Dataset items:
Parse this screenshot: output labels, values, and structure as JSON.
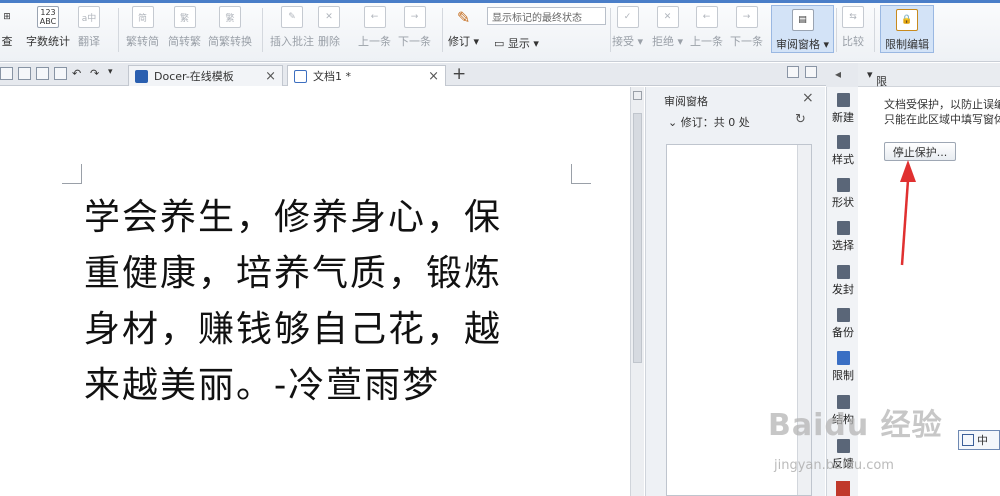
{
  "ribbon": {
    "word_count_label": "字数统计",
    "translate_label": "翻译",
    "view_label": "查",
    "trad_to_simp_label": "繁转简",
    "simp_to_trad_label": "简转繁",
    "simp_trad_convert_label": "简繁转换",
    "insert_comment_label": "插入批注",
    "delete_label": "删除",
    "prev_label": "上一条",
    "next_label": "下一条",
    "track_changes_label": "修订",
    "display_label": "显示",
    "display_select_value": "显示标记的最终状态",
    "accept_label": "接受",
    "reject_label": "拒绝",
    "prev2_label": "上一条",
    "next2_label": "下一条",
    "review_pane_label": "审阅窗格",
    "compare_label": "比较",
    "restrict_edit_label": "限制编辑",
    "abc_icon_text": "123\nABC"
  },
  "tabs": [
    {
      "label": "Docer-在线模板",
      "active": false
    },
    {
      "label": "文档1 *",
      "active": true
    }
  ],
  "document": {
    "lines": [
      "学会养生，修养身心，保",
      "重健康，培养气质，锻炼",
      "身材，赚钱够自己花，越",
      "来越美丽。-冷萱雨梦"
    ]
  },
  "review_pane": {
    "title": "审阅窗格",
    "revision_count": "修订：共 0 处"
  },
  "side_strip": [
    {
      "label": "新建",
      "icon": "new-doc-icon"
    },
    {
      "label": "样式",
      "icon": "style-icon"
    },
    {
      "label": "形状",
      "icon": "shape-icon"
    },
    {
      "label": "选择",
      "icon": "select-icon"
    },
    {
      "label": "发封",
      "icon": "send-icon"
    },
    {
      "label": "备份",
      "icon": "backup-icon"
    },
    {
      "label": "限制",
      "icon": "restrict-icon"
    },
    {
      "label": "结构",
      "icon": "structure-icon"
    },
    {
      "label": "反馈",
      "icon": "feedback-icon"
    }
  ],
  "restrict_panel": {
    "title": "限制编辑",
    "line1": "文档受保护，以防止误编",
    "line2": "只能在此区域中填写窗体",
    "stop_button": "停止保护..."
  },
  "ime": {
    "label": "中"
  },
  "watermark": {
    "main": "Baidu 经验",
    "sub": "jingyan.baidu.com"
  }
}
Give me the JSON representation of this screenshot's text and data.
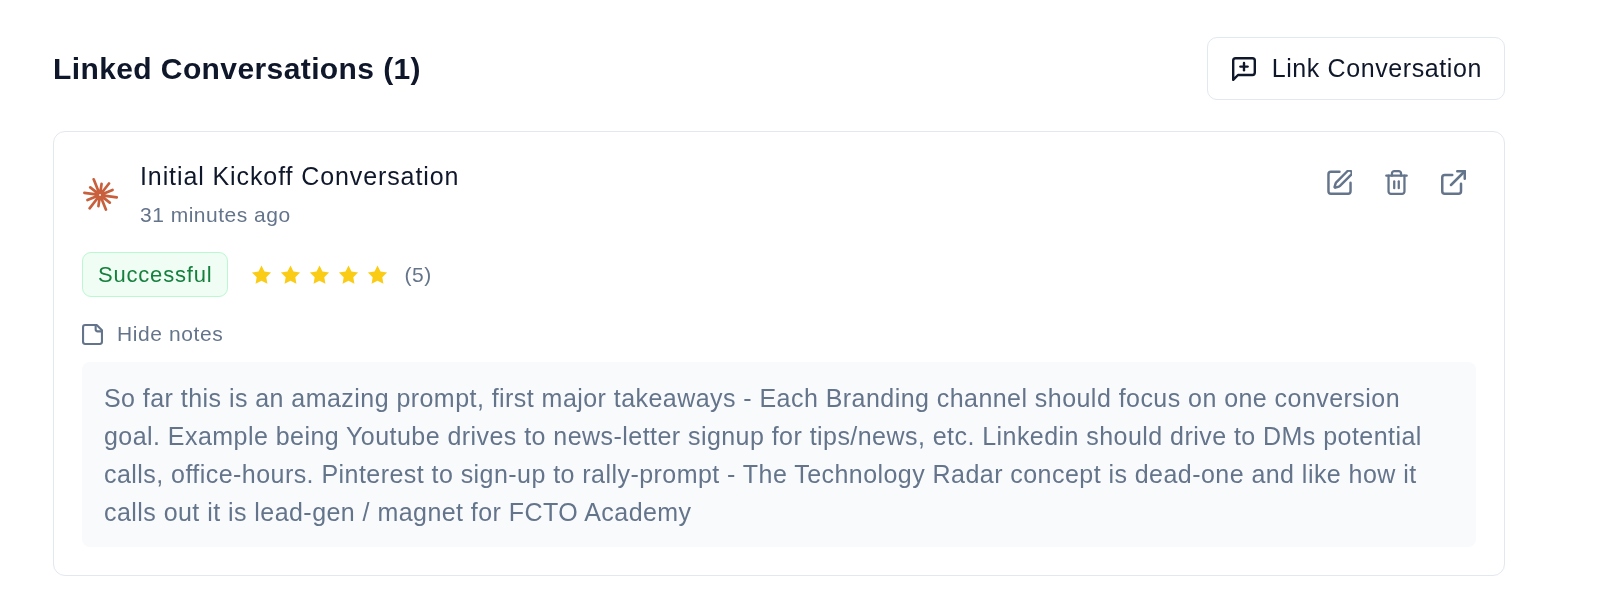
{
  "header": {
    "title": "Linked Conversations (1)",
    "link_button": "Link Conversation"
  },
  "conversations": [
    {
      "title": "Initial Kickoff Conversation",
      "time": "31 minutes ago",
      "status": {
        "label": "Successful",
        "kind": "success"
      },
      "stars": 5,
      "rating_count": "(5)",
      "notes": {
        "toggle_label": "Hide notes",
        "expanded": true,
        "text": "So far this is an amazing prompt, first major takeaways - Each Branding channel should focus on one conversion goal. Example being Youtube drives to news-letter signup for tips/news, etc. Linkedin should drive to DMs potential calls, office-hours. Pinterest to sign-up to rally-prompt - The Technology Radar concept is dead-one and like how it calls out it is lead-gen / magnet for FCTO Academy"
      }
    }
  ]
}
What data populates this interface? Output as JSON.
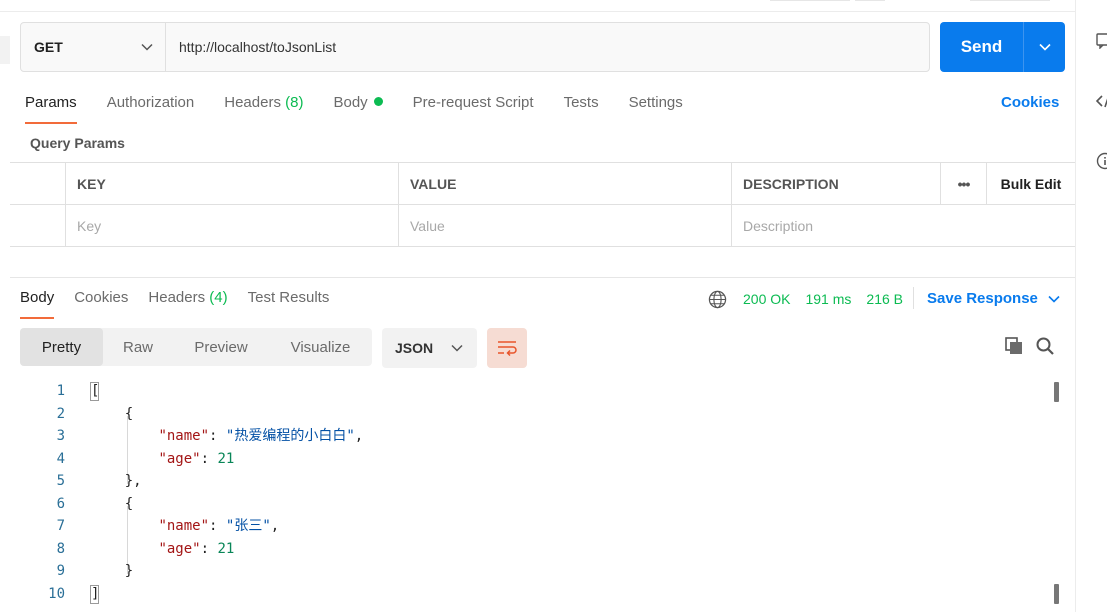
{
  "request": {
    "method": "GET",
    "url": "http://localhost/toJsonList",
    "send_label": "Send"
  },
  "request_tabs": [
    {
      "label": "Params",
      "active": true
    },
    {
      "label": "Authorization"
    },
    {
      "label": "Headers",
      "count": "(8)"
    },
    {
      "label": "Body",
      "indicator": true
    },
    {
      "label": "Pre-request Script"
    },
    {
      "label": "Tests"
    },
    {
      "label": "Settings"
    }
  ],
  "cookies_link": "Cookies",
  "query_params": {
    "title": "Query Params",
    "headers": {
      "key": "KEY",
      "value": "VALUE",
      "description": "DESCRIPTION",
      "more": "•••",
      "bulk_edit": "Bulk Edit"
    },
    "placeholders": {
      "key": "Key",
      "value": "Value",
      "description": "Description"
    }
  },
  "response_tabs": [
    {
      "label": "Body",
      "active": true
    },
    {
      "label": "Cookies"
    },
    {
      "label": "Headers",
      "count": "(4)"
    },
    {
      "label": "Test Results"
    }
  ],
  "response_status": {
    "status": "200 OK",
    "time": "191 ms",
    "size": "216 B",
    "save_label": "Save Response"
  },
  "view_modes": [
    "Pretty",
    "Raw",
    "Preview",
    "Visualize"
  ],
  "active_view": "Pretty",
  "format": "JSON",
  "code_lines": [
    {
      "n": "1",
      "text": "["
    },
    {
      "n": "2",
      "text": "    {"
    },
    {
      "n": "3",
      "key": "name",
      "str": "热爱编程的小白白",
      "trail": ","
    },
    {
      "n": "4",
      "key": "age",
      "num": "21"
    },
    {
      "n": "5",
      "text": "    },"
    },
    {
      "n": "6",
      "text": "    {"
    },
    {
      "n": "7",
      "key": "name",
      "str": "张三",
      "trail": ","
    },
    {
      "n": "8",
      "key": "age",
      "num": "21"
    },
    {
      "n": "9",
      "text": "    }"
    },
    {
      "n": "10",
      "text": "]"
    }
  ],
  "colors": {
    "accent": "#097bed",
    "tab_underline": "#f26b3a",
    "success": "#0cbb52"
  },
  "icons": {
    "method_dropdown": "chevron-down-icon",
    "send_dropdown": "chevron-down-icon",
    "globe": "globe-icon",
    "wrap": "wrap-lines-icon",
    "copy": "copy-icon",
    "search": "search-icon"
  }
}
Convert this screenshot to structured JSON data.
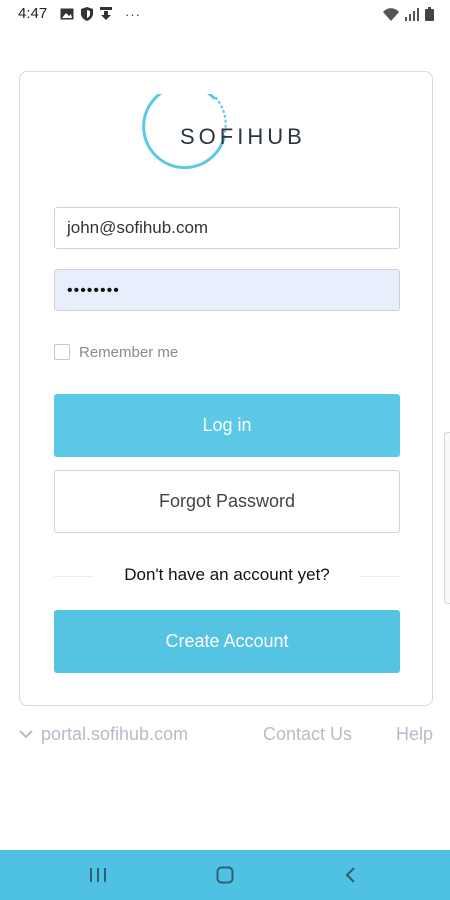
{
  "status_bar": {
    "time": "4:47",
    "more": "···",
    "icons": [
      "image-icon",
      "shield-icon",
      "download-icon",
      "wifi-icon",
      "signal-icon",
      "battery-icon"
    ]
  },
  "logo": {
    "text": "SOFIHUB",
    "accent_color": "#5bc8e6"
  },
  "login": {
    "email_value": "john@sofihub.com",
    "password_masked": "••••••••",
    "remember_label": "Remember me",
    "login_button": "Log in",
    "forgot_button": "Forgot Password",
    "no_account_text": "Don't have an account yet?",
    "create_button": "Create Account"
  },
  "footer": {
    "portal": "portal.sofihub.com",
    "contact": "Contact Us",
    "help": "Help"
  },
  "nav_bar": {
    "color": "#4fc1e2",
    "buttons": [
      "recent-apps-icon",
      "home-icon",
      "back-icon"
    ]
  }
}
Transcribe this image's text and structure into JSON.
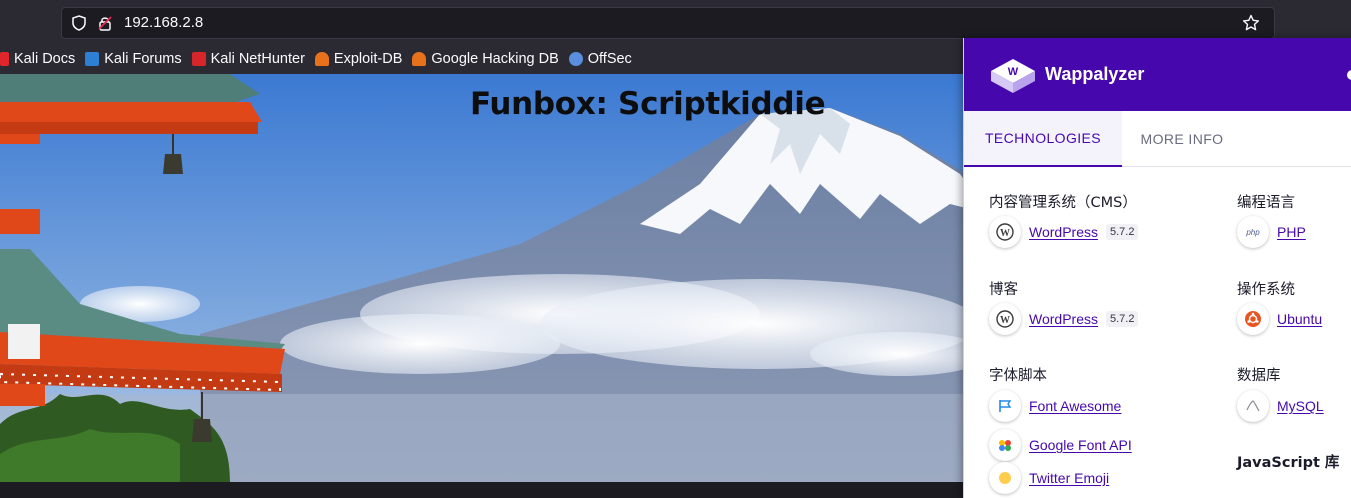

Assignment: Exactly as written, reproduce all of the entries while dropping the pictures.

Output:
Parse this screenshot: output labels, values, and structure as JSON.
{
  "ribbon": {
    "word_count_label": "字数统计",
    "translate_label": "翻译",
    "view_label": "查",
    "trad_to_simp_label": "繁转简",
    "simp_to_trad_label": "简转繁",
    "simp_trad_convert_label": "简繁转换",
    "insert_comment_label": "插入批注",
    "delete_label": "删除",
    "prev_label": "上一条",
    "next_label": "下一条",
    "track_changes_label": "修订",
    "display_label": "显示",
    "display_select_value": "显示标记的最终状态",
    "accept_label": "接受",
    "reject_label": "拒绝",
    "prev2_label": "上一条",
    "next2_label": "下一条",
    "review_pane_label": "审阅窗格",
    "compare_label": "比较",
    "restrict_edit_label": "限制编辑",
    "abc_icon_text": "123\nABC"
  },
  "tabs": [
    {
      "label": "Docer-在线模板",
      "active": false
    },
    {
      "label": "文档1 *",
      "active": true
    }
  ],
  "document": {
    "lines": [
      "学会养生，修养身心，保",
      "重健康，培养气质，锻炼",
      "身材，赚钱够自己花，越",
      "来越美丽。-冷萱雨梦"
    ]
  },
  "review_pane": {
    "title": "审阅窗格",
    "revision_count": "修订：共 0 处"
  },
  "side_strip": [
    {
      "label": "新建",
      "icon": "new-doc-icon"
    },
    {
      "label": "样式",
      "icon": "style-icon"
    },
    {
      "label": "形状",
      "icon": "shape-icon"
    },
    {
      "label": "选择",
      "icon": "select-icon"
    },
    {
      "label": "发封",
      "icon": "send-icon"
    },
    {
      "label": "备份",
      "icon": "backup-icon"
    },
    {
      "label": "限制",
      "icon": "restrict-icon"
    },
    {
      "label": "结构",
      "icon": "structure-icon"
    },
    {
      "label": "反馈",
      "icon": "feedback-icon"
    }
  ],
  "restrict_panel": {
    "title": "限制编辑",
    "line1": "文档受保护，以防止误编",
    "line2": "只能在此区域中填写窗体",
    "stop_button": "停止保护..."
  },
  "ime": {
    "label": "中"
  },
  "watermark": {
    "main": "Baidu 经验",
    "sub": "jingyan.baidu.com"
  }
}
Give me the JSON representation of this screenshot's text and data.
{
  "header": {
    "title": "Linked Conversations (1)",
    "link_button": "Link Conversation"
  },
  "conversations": [
    {
      "title": "Initial Kickoff Conversation",
      "time": "31 minutes ago",
      "status": {
        "label": "Successful",
        "kind": "success"
      },
      "stars": 5,
      "rating_count": "(5)",
      "notes": {
        "toggle_label": "Hide notes",
        "expanded": true,
        "text": "So far this is an amazing prompt, first major takeaways - Each Branding channel should focus on one conversion goal. Example being Youtube drives to news-letter signup for tips/news, etc. Linkedin should drive to DMs potential calls, office-hours. Pinterest to sign-up to rally-prompt - The Technology Radar concept is dead-one and like how it calls out it is lead-gen / magnet for FCTO Academy"
      }
    }
  ]
}
What data populates this interface? Output as JSON.
{
  "request": {
    "method": "GET",
    "url": "http://localhost/toJsonList",
    "send_label": "Send"
  },
  "request_tabs": [
    {
      "label": "Params",
      "active": true
    },
    {
      "label": "Authorization"
    },
    {
      "label": "Headers",
      "count": "(8)"
    },
    {
      "label": "Body",
      "indicator": true
    },
    {
      "label": "Pre-request Script"
    },
    {
      "label": "Tests"
    },
    {
      "label": "Settings"
    }
  ],
  "cookies_link": "Cookies",
  "query_params": {
    "title": "Query Params",
    "headers": {
      "key": "KEY",
      "value": "VALUE",
      "description": "DESCRIPTION",
      "more": "•••",
      "bulk_edit": "Bulk Edit"
    },
    "placeholders": {
      "key": "Key",
      "value": "Value",
      "description": "Description"
    }
  },
  "response_tabs": [
    {
      "label": "Body",
      "active": true
    },
    {
      "label": "Cookies"
    },
    {
      "label": "Headers",
      "count": "(4)"
    },
    {
      "label": "Test Results"
    }
  ],
  "response_status": {
    "status": "200 OK",
    "time": "191 ms",
    "size": "216 B",
    "save_label": "Save Response"
  },
  "view_modes": [
    "Pretty",
    "Raw",
    "Preview",
    "Visualize"
  ],
  "active_view": "Pretty",
  "format": "JSON",
  "code_lines": [
    {
      "n": "1",
      "text": "["
    },
    {
      "n": "2",
      "text": "    {"
    },
    {
      "n": "3",
      "key": "name",
      "str": "热爱编程的小白白",
      "trail": ","
    },
    {
      "n": "4",
      "key": "age",
      "num": "21"
    },
    {
      "n": "5",
      "text": "    },"
    },
    {
      "n": "6",
      "text": "    {"
    },
    {
      "n": "7",
      "key": "name",
      "str": "张三",
      "trail": ","
    },
    {
      "n": "8",
      "key": "age",
      "num": "21"
    },
    {
      "n": "9",
      "text": "    }"
    },
    {
      "n": "10",
      "text": "]"
    }
  ],
  "colors": {
    "accent": "#097bed",
    "tab_underline": "#f26b3a",
    "success": "#0cbb52"
  },
  "icons": {
    "method_dropdown": "chevron-down-icon",
    "send_dropdown": "chevron-down-icon",
    "globe": "globe-icon",
    "wrap": "wrap-lines-icon",
    "copy": "copy-icon",
    "search": "search-icon"
  }
}
Convert this screenshot to structured JSON data.
{
  "status_bar": {
    "time": "4:47",
    "more": "···",
    "icons": [
      "image-icon",
      "shield-icon",
      "download-icon",
      "wifi-icon",
      "signal-icon",
      "battery-icon"
    ]
  },
  "logo": {
    "text": "SOFIHUB",
    "accent_color": "#5bc8e6"
  },
  "login": {
    "email_value": "john@sofihub.com",
    "password_masked": "••••••••",
    "remember_label": "Remember me",
    "login_button": "Log in",
    "forgot_button": "Forgot Password",
    "no_account_text": "Don't have an account yet?",
    "create_button": "Create Account"
  },
  "footer": {
    "portal": "portal.sofihub.com",
    "contact": "Contact Us",
    "help": "Help"
  },
  "nav_bar": {
    "color": "#4fc1e2",
    "buttons": [
      "recent-apps-icon",
      "home-icon",
      "back-icon"
    ]
  }
}
Transcribe this image's text and structure into JSON.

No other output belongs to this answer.